CIVIL society groups and an MP in the Democratic Republic of the Congo (DRC) are raising concerns that state-owned gold company Sokimo failed to follow an open and transparent bidding process before agreeing to sell its stakes in six gold assets, including 10 percent of the DRC’s biggest gold mine, Kibali, to Canada’s AJN Resources.
The criticism follows action by Barrick Gold to block the proposed sale to AJN, after AJN on February 6 said it had reached a memorandum of understanding with Sokimo. Barrick and AngloGold Ashanti each own 45 percent of Kibali, and Sokimo may not sell or transfer its Kibali stake without their approval.
Barrick said last week that Sokimo had not sought approval for the sale, and said ‘nor will it be granted.’ Last Wednesday, Reuters reported that Barrick had issued a cease-and-desist order to block the sale.
AJN’s Canada-listed shares have plunged 48.7 percent since the cease-and-desist order was reported, including a decline of 28.6 percent on Friday.
Civil society is demanding that the government justify the deal, under which Sokimo would sell its 30 percent stakes in the Zani-Kodo, Nizi and Kibali South projects, and 35 percent stakes in Giro Goldfields and Wanga (Tendao), as well as the Kibali stake.
‘For us, this transaction is very unfavourable for the Congolese state,’ said Jean-Pierre Okenda, DRC country manager for the Natural Resource Governance Institute.
Sokimo’s assets should have been independently valued before the memorandum of understanding was signed, and they should have been put to open tender in accordance with Congolese law, Okenda added.
Roger Abotome Bekabisya, a National Assembly representative of Watsa district in Haut-Uele province, wrote to DRC’s minister of portfolio on Monday demanding the details of the deal and the value of the stakes Sokimo would sell to AJN.
‘It is best that we get an official response, to know the truth,’ Abotome Bekabisya said. Watsa is the nearest town to Kibali gold mine.
Cogep, a Congolese natural resource governance NGO, said Prime Minister Sylvestre Ilunga should intervene to halt the sale and demanded the minister of portfolio make a public statement to clarify the situation.
DRC’s minister of portfolio manages the country’s state-owned enterprises and approved the AJN-Sokimo memorandum of understanding, according to AJN’s CEO, Klaus Eckhof.
According to the memorandum of understanding, Sokimo would exchange its assets for a 60 percent stake in a newly capitalised AJN, but with only two out of five board seats.

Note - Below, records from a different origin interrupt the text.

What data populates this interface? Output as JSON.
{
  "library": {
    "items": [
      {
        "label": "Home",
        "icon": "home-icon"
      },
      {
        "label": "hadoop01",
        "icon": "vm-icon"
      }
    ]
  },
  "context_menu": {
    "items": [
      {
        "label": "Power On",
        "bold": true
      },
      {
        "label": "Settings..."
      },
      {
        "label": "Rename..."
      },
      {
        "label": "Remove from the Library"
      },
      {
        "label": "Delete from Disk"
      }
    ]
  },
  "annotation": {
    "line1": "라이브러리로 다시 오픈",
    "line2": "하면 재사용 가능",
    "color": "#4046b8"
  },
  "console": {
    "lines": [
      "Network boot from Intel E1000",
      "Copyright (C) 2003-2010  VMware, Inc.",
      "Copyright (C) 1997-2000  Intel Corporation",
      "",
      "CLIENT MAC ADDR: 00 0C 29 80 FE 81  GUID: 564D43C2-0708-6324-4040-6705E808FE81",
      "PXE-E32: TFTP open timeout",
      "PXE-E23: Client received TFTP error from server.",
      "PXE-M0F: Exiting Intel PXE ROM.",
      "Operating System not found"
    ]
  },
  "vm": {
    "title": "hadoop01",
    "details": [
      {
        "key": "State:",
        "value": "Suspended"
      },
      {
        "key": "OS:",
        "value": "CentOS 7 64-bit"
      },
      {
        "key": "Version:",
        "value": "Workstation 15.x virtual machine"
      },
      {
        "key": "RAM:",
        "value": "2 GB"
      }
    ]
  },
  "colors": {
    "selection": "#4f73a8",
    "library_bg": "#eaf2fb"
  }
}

Eckhof had not responded to requests for comment by Friday. The prime minister’s office declined to answer Reuters’s questions.